Dataset rows describing interfaces
========================================================================
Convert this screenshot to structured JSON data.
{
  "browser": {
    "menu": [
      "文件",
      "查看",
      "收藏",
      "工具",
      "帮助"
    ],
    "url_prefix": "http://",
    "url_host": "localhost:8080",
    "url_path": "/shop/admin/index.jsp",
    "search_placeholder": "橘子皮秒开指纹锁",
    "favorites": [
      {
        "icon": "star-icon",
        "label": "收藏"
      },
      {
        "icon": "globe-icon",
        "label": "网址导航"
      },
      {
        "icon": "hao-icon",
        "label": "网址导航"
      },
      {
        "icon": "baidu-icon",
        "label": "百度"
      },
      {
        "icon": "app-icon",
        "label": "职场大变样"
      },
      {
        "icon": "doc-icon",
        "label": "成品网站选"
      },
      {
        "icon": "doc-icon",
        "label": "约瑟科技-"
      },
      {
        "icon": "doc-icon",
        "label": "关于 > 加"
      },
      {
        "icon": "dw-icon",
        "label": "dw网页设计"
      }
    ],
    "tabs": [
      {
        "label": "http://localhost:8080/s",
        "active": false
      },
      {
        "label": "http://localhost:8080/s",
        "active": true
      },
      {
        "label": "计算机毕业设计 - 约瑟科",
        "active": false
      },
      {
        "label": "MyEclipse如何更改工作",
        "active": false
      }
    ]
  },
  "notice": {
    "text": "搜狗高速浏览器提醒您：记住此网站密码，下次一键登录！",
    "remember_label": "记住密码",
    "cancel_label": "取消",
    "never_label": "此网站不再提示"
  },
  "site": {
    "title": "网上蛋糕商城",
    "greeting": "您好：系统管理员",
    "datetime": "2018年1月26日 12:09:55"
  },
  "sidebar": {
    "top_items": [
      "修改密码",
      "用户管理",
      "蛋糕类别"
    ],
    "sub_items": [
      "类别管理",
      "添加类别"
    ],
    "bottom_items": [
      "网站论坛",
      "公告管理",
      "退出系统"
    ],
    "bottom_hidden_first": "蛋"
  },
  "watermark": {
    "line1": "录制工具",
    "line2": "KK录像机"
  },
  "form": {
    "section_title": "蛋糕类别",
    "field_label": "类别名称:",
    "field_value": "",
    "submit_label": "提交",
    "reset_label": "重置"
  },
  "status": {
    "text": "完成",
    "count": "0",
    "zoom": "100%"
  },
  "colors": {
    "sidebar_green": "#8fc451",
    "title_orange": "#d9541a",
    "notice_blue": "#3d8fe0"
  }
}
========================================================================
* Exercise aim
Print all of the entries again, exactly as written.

* Result below
Convert this screenshot to structured JSON data.
{
  "browser": {
    "menu": [
      "文件",
      "查看",
      "收藏",
      "工具",
      "帮助"
    ],
    "url_prefix": "http://",
    "url_host": "localhost:8080",
    "url_path": "/shop/admin/index.jsp",
    "search_placeholder": "橘子皮秒开指纹锁",
    "favorites": [
      {
        "icon": "star-icon",
        "label": "收藏"
      },
      {
        "icon": "globe-icon",
        "label": "网址导航"
      },
      {
        "icon": "hao-icon",
        "label": "网址导航"
      },
      {
        "icon": "baidu-icon",
        "label": "百度"
      },
      {
        "icon": "app-icon",
        "label": "职场大变样"
      },
      {
        "icon": "doc-icon",
        "label": "成品网站选"
      },
      {
        "icon": "doc-icon",
        "label": "约瑟科技-"
      },
      {
        "icon": "doc-icon",
        "label": "关于 > 加"
      },
      {
        "icon": "dw-icon",
        "label": "dw网页设计"
      }
    ],
    "tabs": [
      {
        "label": "http://localhost:8080/s",
        "active": false
      },
      {
        "label": "http://localhost:8080/s",
        "active": true
      },
      {
        "label": "计算机毕业设计 - 约瑟科",
        "active": false
      },
      {
        "label": "MyEclipse如何更改工作",
        "active": false
      }
    ]
  },
  "notice": {
    "text": "搜狗高速浏览器提醒您：记住此网站密码，下次一键登录！",
    "remember_label": "记住密码",
    "cancel_label": "取消",
    "never_label": "此网站不再提示"
  },
  "site": {
    "title": "网上蛋糕商城",
    "greeting": "您好：系统管理员",
    "datetime": "2018年1月26日 12:09:55"
  },
  "sidebar": {
    "top_items": [
      "修改密码",
      "用户管理",
      "蛋糕类别"
    ],
    "sub_items": [
      "类别管理",
      "添加类别"
    ],
    "bottom_items": [
      "网站论坛",
      "公告管理",
      "退出系统"
    ],
    "bottom_hidden_first": "蛋"
  },
  "watermark": {
    "line1": "录制工具",
    "line2": "KK录像机"
  },
  "form": {
    "section_title": "蛋糕类别",
    "field_label": "类别名称:",
    "field_value": "",
    "submit_label": "提交",
    "reset_label": "重置"
  },
  "status": {
    "text": "完成",
    "count": "0",
    "zoom": "100%"
  },
  "colors": {
    "sidebar_green": "#8fc451",
    "title_orange": "#d9541a",
    "notice_blue": "#3d8fe0"
  }
}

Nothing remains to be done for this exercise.